* [Available data]:
+++

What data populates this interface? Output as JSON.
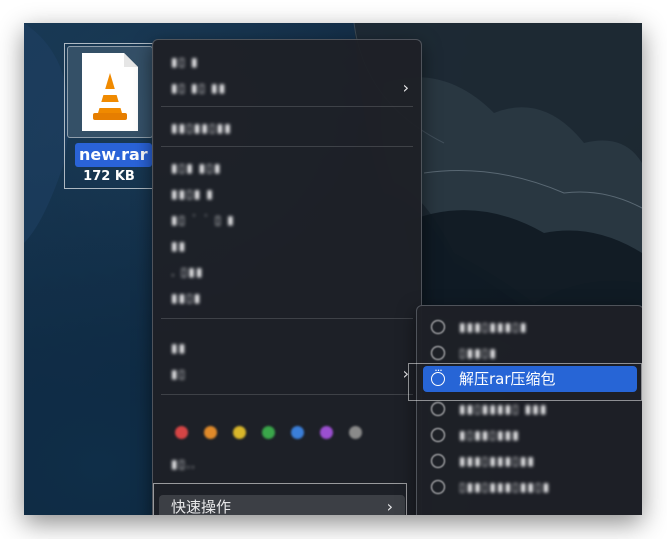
{
  "file": {
    "name": "new.rar",
    "size": "172 KB",
    "icon": "vlc-cone-icon"
  },
  "context_menu": {
    "quick_actions_label": "快速操作",
    "has_submenu_chevron": "›",
    "tag_colors": [
      "#d64545",
      "#e08a2a",
      "#d9b62a",
      "#3aa64a",
      "#3b7fd9",
      "#9b4fd0",
      "#8a8a8a"
    ]
  },
  "submenu": {
    "active_item_label": "解压rar压缩包",
    "active_item_icon": "ellipsis-circle-icon"
  }
}
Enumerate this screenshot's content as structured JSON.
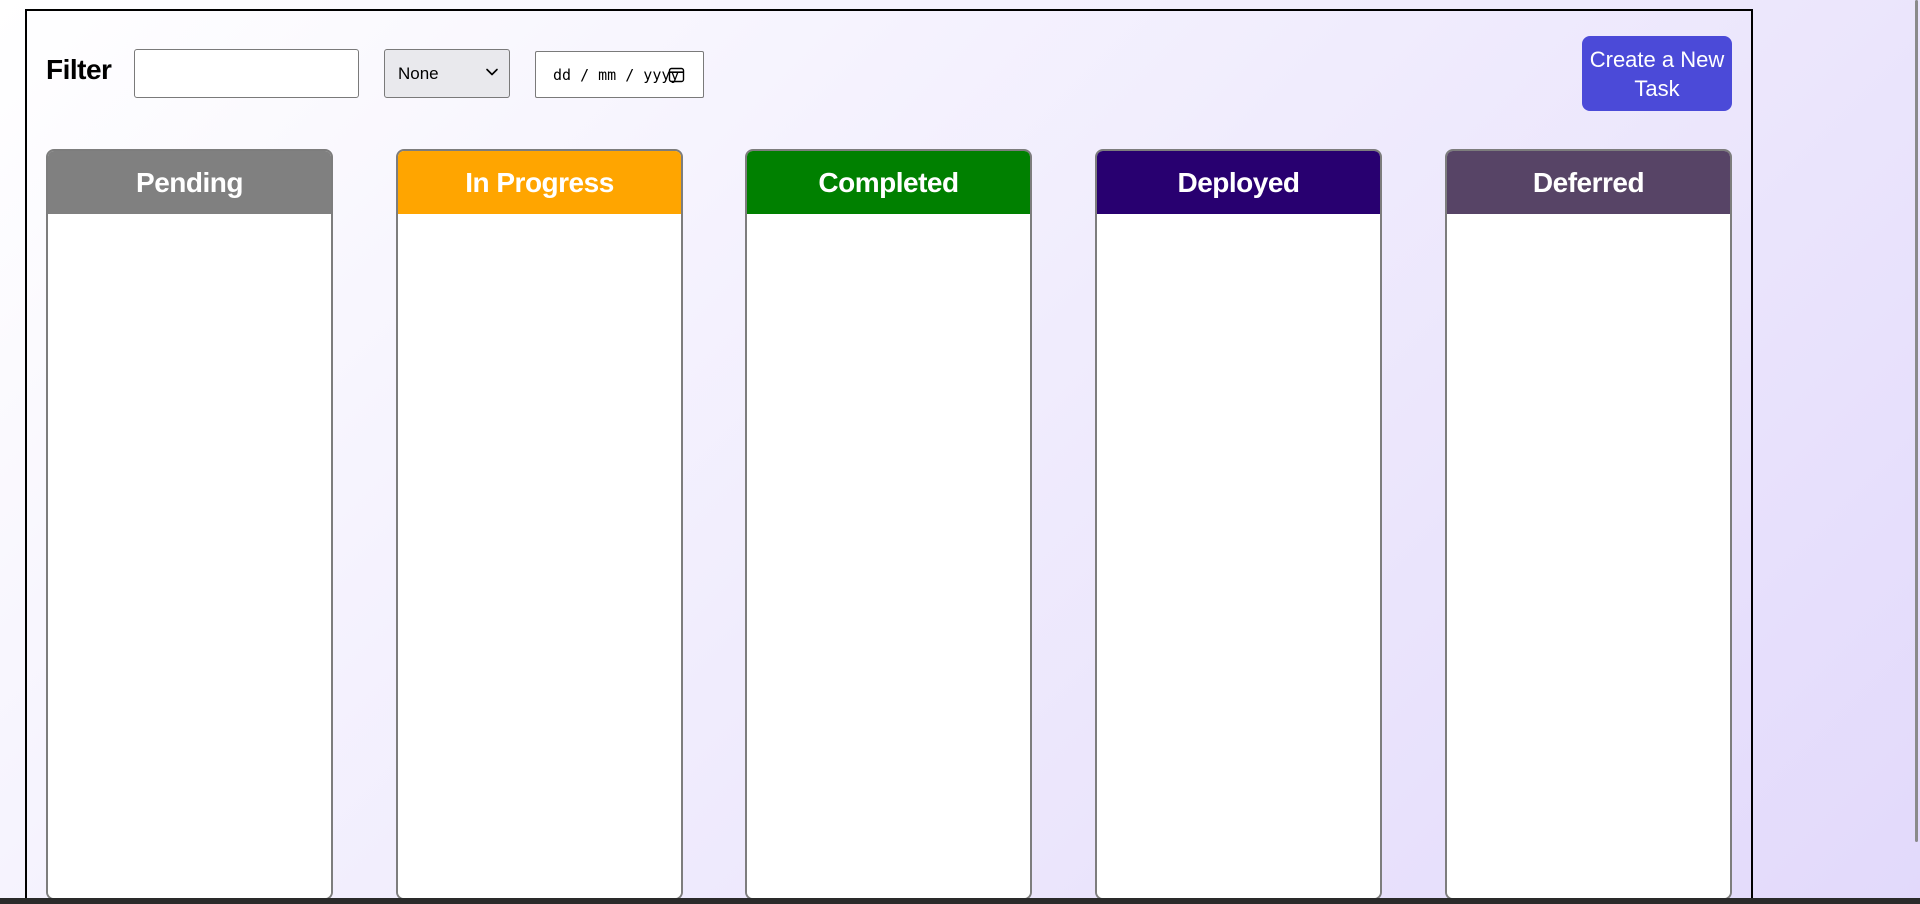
{
  "filter": {
    "label": "Filter",
    "search_value": "",
    "search_placeholder": ""
  },
  "priority_select": {
    "selected": "None"
  },
  "date_filter": {
    "placeholder_text": "dd / mm / yyyy"
  },
  "create_button": {
    "label": "Create a New Task"
  },
  "columns": [
    {
      "title": "Pending",
      "color": "#808080"
    },
    {
      "title": "In Progress",
      "color": "#ffa500"
    },
    {
      "title": "Completed",
      "color": "#008000"
    },
    {
      "title": "Deployed",
      "color": "#280070"
    },
    {
      "title": "Deferred",
      "color": "#574466"
    }
  ],
  "icons": {
    "select_arrow": "chevron-down-icon",
    "calendar": "calendar-icon"
  }
}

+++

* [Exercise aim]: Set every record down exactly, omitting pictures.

* [Task output]:
What data populates this interface? Output as JSON.
{
  "file": {
    "name": "new.rar",
    "size": "172 KB",
    "icon": "vlc-cone-icon"
  },
  "context_menu": {
    "quick_actions_label": "快速操作",
    "has_submenu_chevron": "›",
    "tag_colors": [
      "#d64545",
      "#e08a2a",
      "#d9b62a",
      "#3aa64a",
      "#3b7fd9",
      "#9b4fd0",
      "#8a8a8a"
    ]
  },
  "submenu": {
    "active_item_label": "解压rar压缩包",
    "active_item_icon": "ellipsis-circle-icon"
  }
}
Enumerate this screenshot's content as structured JSON.
{
  "filter": {
    "label": "Filter",
    "search_value": "",
    "search_placeholder": ""
  },
  "priority_select": {
    "selected": "None"
  },
  "date_filter": {
    "placeholder_text": "dd / mm / yyyy"
  },
  "create_button": {
    "label": "Create a New Task"
  },
  "columns": [
    {
      "title": "Pending",
      "color": "#808080"
    },
    {
      "title": "In Progress",
      "color": "#ffa500"
    },
    {
      "title": "Completed",
      "color": "#008000"
    },
    {
      "title": "Deployed",
      "color": "#280070"
    },
    {
      "title": "Deferred",
      "color": "#574466"
    }
  ],
  "icons": {
    "select_arrow": "chevron-down-icon",
    "calendar": "calendar-icon"
  }
}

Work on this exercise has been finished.